NAU researchers publish new report, recommendations to increase concussion disclosure in athletes

Psychology chair Heidi Wayment co-authored the report with Ann Huffman, Deborah Craig and Monica Lininger. The work was a result of a grant funded by the Mind Matters Challenge, which provides recommendations for increasing concussion symptom disclosure in collegiate athletic departments and military service academies.

Concussion discovery reveals dire, unknown effects of even mild brain injury

Even mild concussions cause severe and long-lasting impairments in the brain’s ability to clean itself, and this may seed it for Alzheimer’s, dementia and other neurodegenerative problems.

Clear Link Between Heart Disease and COVID-19, But Long-Term Implications Unknown, Researchers Find in Review of Published Studies

In a prospectus review published this week in the Journal of Molecular and Cellular Cardiology, Kirk U. Knowlton MD, from the Intermountain Healthcare Heart Institute in Salt Lake City, examined more than 100 published studies related to COVID-19 and its effects on the heart.

Repeated Brain MRI Scans in Football Players Don’t Show Increased Susceptibility to White Matter Changes at Younger Age

Magnetic resonance imaging (MRI) scans performed at the beginning and end of football season show significant changes in the brain’s white matter in both youth and high school football players, reports a study in Clinical Journal of Sport Medicine.

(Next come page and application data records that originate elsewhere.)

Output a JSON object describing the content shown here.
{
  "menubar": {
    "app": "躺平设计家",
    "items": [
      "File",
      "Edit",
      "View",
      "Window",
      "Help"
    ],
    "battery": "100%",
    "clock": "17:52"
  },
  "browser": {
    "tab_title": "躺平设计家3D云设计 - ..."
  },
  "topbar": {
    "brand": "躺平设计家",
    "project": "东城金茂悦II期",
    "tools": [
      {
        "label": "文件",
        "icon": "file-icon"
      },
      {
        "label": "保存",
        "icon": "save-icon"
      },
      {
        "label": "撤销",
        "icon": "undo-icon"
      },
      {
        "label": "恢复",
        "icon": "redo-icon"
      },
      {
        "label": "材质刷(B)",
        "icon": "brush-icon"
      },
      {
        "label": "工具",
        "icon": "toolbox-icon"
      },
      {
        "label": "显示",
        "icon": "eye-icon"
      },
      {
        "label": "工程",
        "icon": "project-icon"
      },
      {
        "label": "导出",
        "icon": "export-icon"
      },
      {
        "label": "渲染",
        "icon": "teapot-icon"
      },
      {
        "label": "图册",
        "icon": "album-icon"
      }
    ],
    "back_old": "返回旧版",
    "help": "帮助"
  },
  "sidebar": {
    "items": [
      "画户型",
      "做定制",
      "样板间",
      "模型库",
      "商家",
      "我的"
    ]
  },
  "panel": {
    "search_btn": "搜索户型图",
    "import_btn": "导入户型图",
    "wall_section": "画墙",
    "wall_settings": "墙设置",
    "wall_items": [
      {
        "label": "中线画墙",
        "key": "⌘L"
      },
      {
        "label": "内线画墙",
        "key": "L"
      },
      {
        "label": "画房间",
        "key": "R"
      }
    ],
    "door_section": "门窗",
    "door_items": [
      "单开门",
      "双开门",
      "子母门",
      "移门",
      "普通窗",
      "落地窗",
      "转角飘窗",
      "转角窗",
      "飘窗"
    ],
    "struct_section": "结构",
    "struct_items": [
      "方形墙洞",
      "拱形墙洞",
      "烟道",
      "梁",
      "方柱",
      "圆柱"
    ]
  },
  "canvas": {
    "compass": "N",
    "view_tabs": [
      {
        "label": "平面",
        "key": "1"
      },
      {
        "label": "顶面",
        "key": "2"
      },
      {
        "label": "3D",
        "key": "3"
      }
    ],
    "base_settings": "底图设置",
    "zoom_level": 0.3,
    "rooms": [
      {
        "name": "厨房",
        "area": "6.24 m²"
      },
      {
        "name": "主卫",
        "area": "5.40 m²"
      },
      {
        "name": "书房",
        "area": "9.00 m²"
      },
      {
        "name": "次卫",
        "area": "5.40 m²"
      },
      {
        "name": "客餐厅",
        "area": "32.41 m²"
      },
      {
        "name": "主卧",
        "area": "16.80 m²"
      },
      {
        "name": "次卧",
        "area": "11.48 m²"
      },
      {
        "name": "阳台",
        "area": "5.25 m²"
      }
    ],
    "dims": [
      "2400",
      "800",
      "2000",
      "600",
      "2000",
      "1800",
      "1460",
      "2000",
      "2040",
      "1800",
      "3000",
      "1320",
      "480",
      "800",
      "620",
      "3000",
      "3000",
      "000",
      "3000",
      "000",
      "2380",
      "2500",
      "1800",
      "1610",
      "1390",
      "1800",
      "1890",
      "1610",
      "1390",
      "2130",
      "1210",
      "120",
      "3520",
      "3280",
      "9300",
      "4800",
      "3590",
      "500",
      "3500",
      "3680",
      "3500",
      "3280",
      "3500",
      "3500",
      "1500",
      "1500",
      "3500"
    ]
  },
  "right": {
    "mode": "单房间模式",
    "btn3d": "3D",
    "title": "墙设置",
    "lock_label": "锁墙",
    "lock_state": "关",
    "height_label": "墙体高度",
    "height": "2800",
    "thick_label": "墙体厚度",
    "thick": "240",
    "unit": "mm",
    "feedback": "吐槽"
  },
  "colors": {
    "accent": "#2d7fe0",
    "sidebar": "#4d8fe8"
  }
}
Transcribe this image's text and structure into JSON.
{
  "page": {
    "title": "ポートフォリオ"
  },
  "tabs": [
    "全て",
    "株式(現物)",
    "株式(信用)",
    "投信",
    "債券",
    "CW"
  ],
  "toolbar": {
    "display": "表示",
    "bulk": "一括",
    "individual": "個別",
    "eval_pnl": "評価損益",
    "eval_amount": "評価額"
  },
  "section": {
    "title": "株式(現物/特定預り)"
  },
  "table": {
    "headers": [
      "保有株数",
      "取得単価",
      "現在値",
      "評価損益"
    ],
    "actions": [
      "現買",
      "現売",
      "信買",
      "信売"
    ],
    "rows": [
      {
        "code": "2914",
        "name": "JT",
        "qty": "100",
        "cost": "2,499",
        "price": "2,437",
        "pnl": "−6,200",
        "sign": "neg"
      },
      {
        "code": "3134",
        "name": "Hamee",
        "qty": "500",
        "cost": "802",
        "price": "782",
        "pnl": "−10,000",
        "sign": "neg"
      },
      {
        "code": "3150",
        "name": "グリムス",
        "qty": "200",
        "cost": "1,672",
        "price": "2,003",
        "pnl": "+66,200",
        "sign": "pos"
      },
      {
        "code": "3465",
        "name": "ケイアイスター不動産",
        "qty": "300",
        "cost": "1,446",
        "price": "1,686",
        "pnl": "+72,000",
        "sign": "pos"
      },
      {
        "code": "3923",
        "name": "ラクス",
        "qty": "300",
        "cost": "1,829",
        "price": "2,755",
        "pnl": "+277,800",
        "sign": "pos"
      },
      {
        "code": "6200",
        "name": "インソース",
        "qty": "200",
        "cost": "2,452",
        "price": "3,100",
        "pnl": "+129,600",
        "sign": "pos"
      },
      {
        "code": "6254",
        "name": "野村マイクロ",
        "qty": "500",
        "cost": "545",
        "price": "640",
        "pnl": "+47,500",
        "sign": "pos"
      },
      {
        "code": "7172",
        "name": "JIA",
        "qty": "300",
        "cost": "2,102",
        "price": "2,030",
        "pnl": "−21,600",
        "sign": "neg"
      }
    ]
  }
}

The journal is published in the Lippincott portfolio by Wolters Kluwer.

2019 Cortaca Jug to Set Attendance Record

The New York City Chapter of the National Football Foundation (NYC/NFF), host of the 2019 Cortaca Jug game being played between Ithaca College and SUNY Cortland, has announced that ticket sales have set a new all-time record for a Division III football game. With just over six weeks to go, sales have exceeded 39,000 tickets for the game, which will be played on Saturday, November 16, at 1 p.m. at MetLife Stadium, East Rutherford, New Jersey. The previous record of 37,355 was set in 2017 for a game held at Target Field in Minneapolis.

Multi-institutional team to study effects of age, gender on brain injury mechanics

A team of researchers, led by Philip V. Bayly in the McKelvey School of Engineering at Washington University, plans to use MRI to study the brains of healthy, uninjured individuals to create models of brain motion to enable the researchers to predict the chronic effects of repeated head impacts in both men and women.